Aim of the task: Reproduce the records word for word, apart from the images they contain.

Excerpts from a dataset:

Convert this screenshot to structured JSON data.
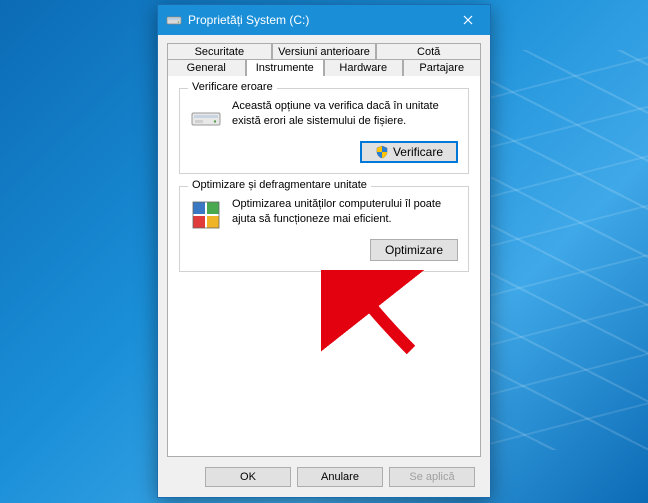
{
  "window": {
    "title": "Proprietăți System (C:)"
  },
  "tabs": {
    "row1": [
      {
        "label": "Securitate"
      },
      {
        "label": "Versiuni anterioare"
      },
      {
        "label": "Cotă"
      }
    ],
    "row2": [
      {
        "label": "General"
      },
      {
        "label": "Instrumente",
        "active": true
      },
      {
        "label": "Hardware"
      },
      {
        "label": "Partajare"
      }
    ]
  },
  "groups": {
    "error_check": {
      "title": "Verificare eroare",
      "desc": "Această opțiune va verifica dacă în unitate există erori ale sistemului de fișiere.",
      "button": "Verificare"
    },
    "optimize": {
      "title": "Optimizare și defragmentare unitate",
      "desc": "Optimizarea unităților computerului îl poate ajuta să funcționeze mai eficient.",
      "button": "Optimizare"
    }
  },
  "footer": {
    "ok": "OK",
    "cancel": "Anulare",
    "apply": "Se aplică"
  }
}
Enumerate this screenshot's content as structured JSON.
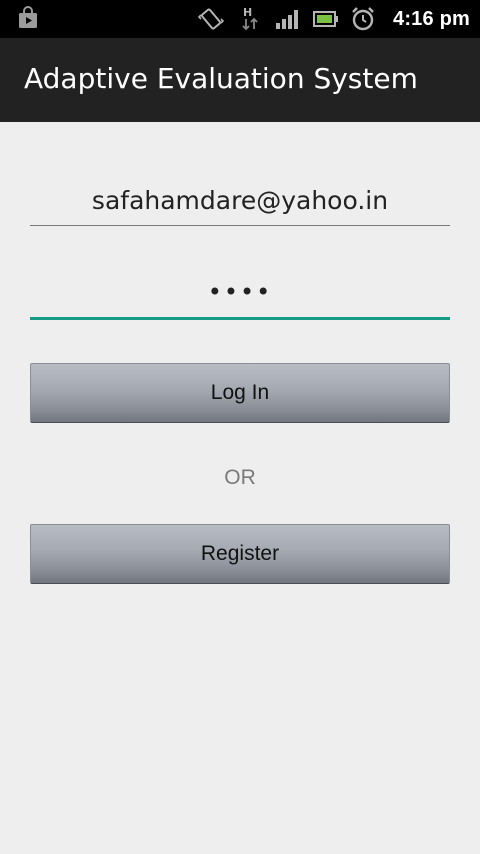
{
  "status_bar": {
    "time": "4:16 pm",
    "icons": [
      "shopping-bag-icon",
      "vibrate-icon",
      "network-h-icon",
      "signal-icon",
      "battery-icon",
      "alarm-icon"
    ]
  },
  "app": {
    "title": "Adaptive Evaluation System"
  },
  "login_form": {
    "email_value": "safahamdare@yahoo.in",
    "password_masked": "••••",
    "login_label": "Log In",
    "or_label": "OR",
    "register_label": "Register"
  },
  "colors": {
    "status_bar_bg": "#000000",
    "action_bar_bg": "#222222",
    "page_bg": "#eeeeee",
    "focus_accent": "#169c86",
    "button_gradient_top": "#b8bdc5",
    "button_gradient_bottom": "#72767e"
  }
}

Completed exercise:
Convert this screenshot to structured JSON data.
{
  "window": {
    "title": "Proprietăți System (C:)"
  },
  "tabs": {
    "row1": [
      {
        "label": "Securitate"
      },
      {
        "label": "Versiuni anterioare"
      },
      {
        "label": "Cotă"
      }
    ],
    "row2": [
      {
        "label": "General"
      },
      {
        "label": "Instrumente",
        "active": true
      },
      {
        "label": "Hardware"
      },
      {
        "label": "Partajare"
      }
    ]
  },
  "groups": {
    "error_check": {
      "title": "Verificare eroare",
      "desc": "Această opțiune va verifica dacă în unitate există erori ale sistemului de fișiere.",
      "button": "Verificare"
    },
    "optimize": {
      "title": "Optimizare și defragmentare unitate",
      "desc": "Optimizarea unităților computerului îl poate ajuta să funcționeze mai eficient.",
      "button": "Optimizare"
    }
  },
  "footer": {
    "ok": "OK",
    "cancel": "Anulare",
    "apply": "Se aplică"
  }
}
Enumerate this screenshot's content as structured JSON.
{
  "status_bar": {
    "time": "4:16 pm",
    "icons": [
      "shopping-bag-icon",
      "vibrate-icon",
      "network-h-icon",
      "signal-icon",
      "battery-icon",
      "alarm-icon"
    ]
  },
  "app": {
    "title": "Adaptive Evaluation System"
  },
  "login_form": {
    "email_value": "safahamdare@yahoo.in",
    "password_masked": "••••",
    "login_label": "Log In",
    "or_label": "OR",
    "register_label": "Register"
  },
  "colors": {
    "status_bar_bg": "#000000",
    "action_bar_bg": "#222222",
    "page_bg": "#eeeeee",
    "focus_accent": "#169c86",
    "button_gradient_top": "#b8bdc5",
    "button_gradient_bottom": "#72767e"
  }
}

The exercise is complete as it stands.